Barber comes from the Anglo-French word Barbour, which is rooted in the Latin word for ''beard'', Barba.
Barbering is unsurprisingly an ancient profession with the earliest recorded example of a barbering razors discovered in ancient Egypt in 3500 BC being over 20,000 years old! The earliest records of men lead us to believe the barbers were among the foremost people in their tribes. they were seen as medicine men, priests, and religious figures. We are not talking Catholicism here either, primitive men were incredibly superstitious. believing in good and bad spirits which were seen to enter the body through the hair on the head and subsequently must be removed/driven out the body by removing the hair. I can personally assure you we try and drive out all bad spirits with every cut we provide! also most men in this period preferred to remain clean shaven to prevent and avoid skin diseases. Barbers would also perform religious ceremonies such as weddings and baptisms.
Barbering was introduced in Rome in 296 BC with all Free men of Rome being required to be clean shave and all slaves required to wear a beard, hence the word 'Barbarians' as the name used during that period to describe the bearded tribes.
during the third century, BC, Under the reign of Alexander the Great the Macedonians began their conquest of Asia and lost several battles with the Persians as they grabbed the Macedonians by their beards, pulled them to the grounds and speared them. This resulted in Alexander the great announcing a general order that all soldiers be clean shaven.
Now we move on to the strangest title us barbers had, the Barber Surgeon! it is literally what it sounds like! During the Middle Ages Barber Surgeons were considered one of the most common European medical practitioners. They were generally charged with caring for soldiers during and after battle. In this era surgery was never carried out by practitioners but Barbers, as they carried razors and coordination indispensable to their trade, who were called upon for numerous tasks ranging from cutting hair to tooth pulling, bloodletting, cupping therapy and even amputating limbs! these men often has less training than I have had!! that would not fill me with any confidence!!
During the Middle Ages catholic Monks have their very recognizable 'tonsure' (the baldness on the top of their head), this created a big market for barbers as each individual monastery had to hire and train a barber. these barbers would also perform bloodletting and other minor surgeries. The first barber surgeon that were recognized working in these monasteries was from around 1000 AD.
Normal recognition of their skills (in England) goes back to 1540, when the fellowship of surgeons merged with the company of barbers, a London livery company, to form the ‘Company of Barber-Surgeons’.
This was then put under pressure by the medical profession and in 1745 they parted ways and separately became the Barbers’ company and the company of surgeons. In 1800 a royal charter college of surgeons in London came to fruition.

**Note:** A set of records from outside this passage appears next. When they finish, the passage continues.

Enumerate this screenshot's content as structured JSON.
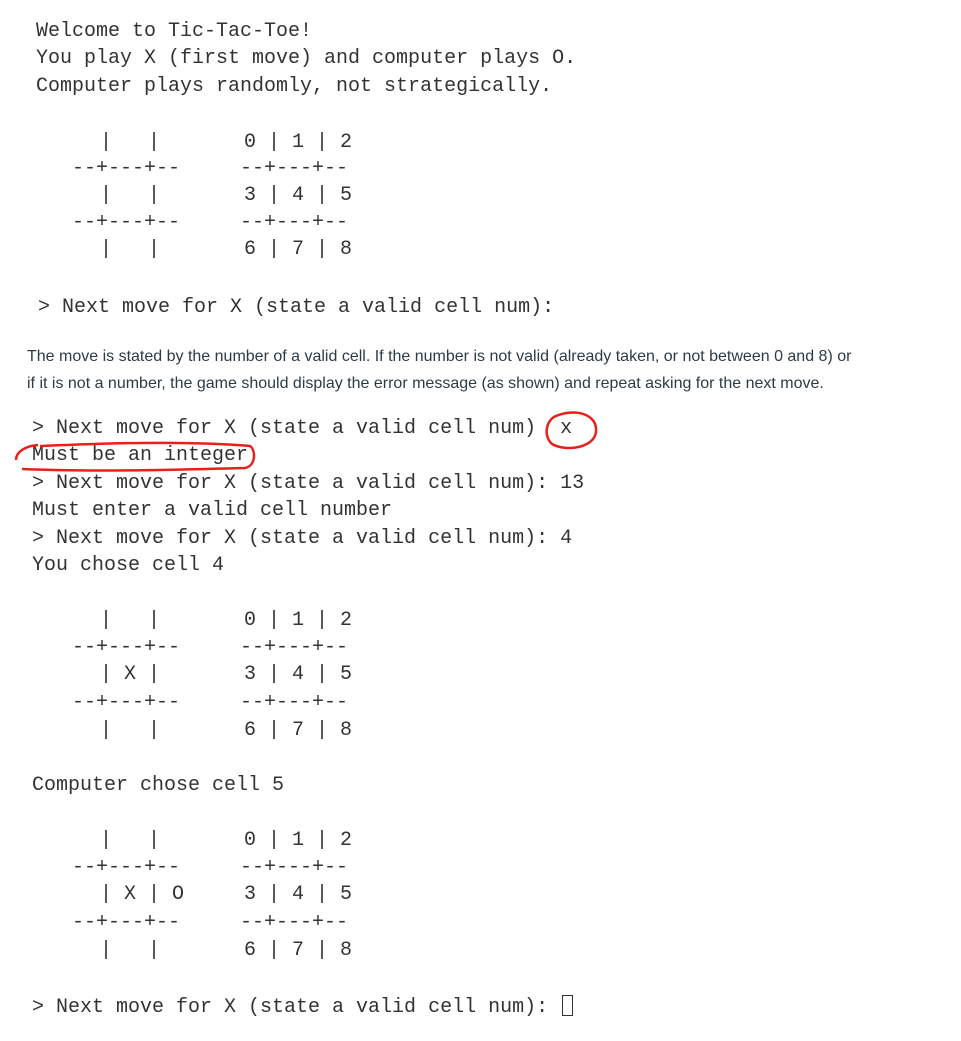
{
  "intro": [
    "Welcome to Tic-Tac-Toe!",
    "You play X (first move) and computer plays O.",
    "Computer plays randomly, not strategically."
  ],
  "board1": [
    "   |   |       0 | 1 | 2",
    "--+---+--     --+---+--",
    "   |   |       3 | 4 | 5",
    "--+---+--     --+---+--",
    "   |   |       6 | 7 | 8"
  ],
  "prompt1": "> Next move for X (state a valid cell num):",
  "instructions": [
    "The move is stated by the number of a valid cell. If the number is not valid (already taken, or not between 0 and 8) or",
    "if it is not a number, the game should display the error message (as shown) and repeat asking for the next move."
  ],
  "session": [
    "> Next move for X (state a valid cell num)  x",
    "Must be an integer",
    "> Next move for X (state a valid cell num): 13",
    "Must enter a valid cell number",
    "> Next move for X (state a valid cell num): 4",
    "You chose cell 4"
  ],
  "board2": [
    "   |   |       0 | 1 | 2",
    "--+---+--     --+---+--",
    "   | X |       3 | 4 | 5",
    "--+---+--     --+---+--",
    "   |   |       6 | 7 | 8"
  ],
  "computer_move": "Computer chose cell 5",
  "board3": [
    "   |   |       0 | 1 | 2",
    "--+---+--     --+---+--",
    "   | X | O     3 | 4 | 5",
    "--+---+--     --+---+--",
    "   |   |       6 | 7 | 8"
  ],
  "prompt_final": "> Next move for X (state a valid cell num): ",
  "annotation_color": "#e8201a"
}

Our final piece of barbershop history is about the barbers pole. Seemingly an object we have all associated with barbershops has a bit of a sinister meaning! During the era of barber-surgeons they needed to let people know the services that were provided within, they often used to leave bowls of blood in the window to advertise but they soon drifted away from this, then was born the barber pole! Red to indicate blood and white to indicate the bandages. The red and white was associated with surgeons and the white and blue was associated with barbering. When the two professions separated the barbers kept the pole.

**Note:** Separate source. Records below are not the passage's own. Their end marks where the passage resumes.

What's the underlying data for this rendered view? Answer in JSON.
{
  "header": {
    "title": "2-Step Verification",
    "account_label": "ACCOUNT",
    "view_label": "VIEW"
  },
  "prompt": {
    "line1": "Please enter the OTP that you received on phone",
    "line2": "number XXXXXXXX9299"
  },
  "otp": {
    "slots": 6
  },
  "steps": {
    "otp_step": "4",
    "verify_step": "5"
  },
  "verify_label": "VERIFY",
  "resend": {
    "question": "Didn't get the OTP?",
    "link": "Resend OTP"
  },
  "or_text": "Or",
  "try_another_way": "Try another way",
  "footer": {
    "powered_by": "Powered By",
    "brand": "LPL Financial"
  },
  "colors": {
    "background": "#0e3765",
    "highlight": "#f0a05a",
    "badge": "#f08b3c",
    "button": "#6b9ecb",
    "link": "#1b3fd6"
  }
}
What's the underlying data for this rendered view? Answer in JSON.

Today I am sure you will be incredibly happy to hear that us barbers are not performing surgery, just performing hair miracles! Barbering is such an expressive and artistic job and from what you have just read a very fascinating trade with a very surprising history!
I am incredibly lucky to be 9 years into a career that I love and have done since I picked up my first pair of scissors in 2013! Thank you for taking the time to read about the history of our beloved trade.
Written By Olivea Reynolds – @TheMadHatterBarber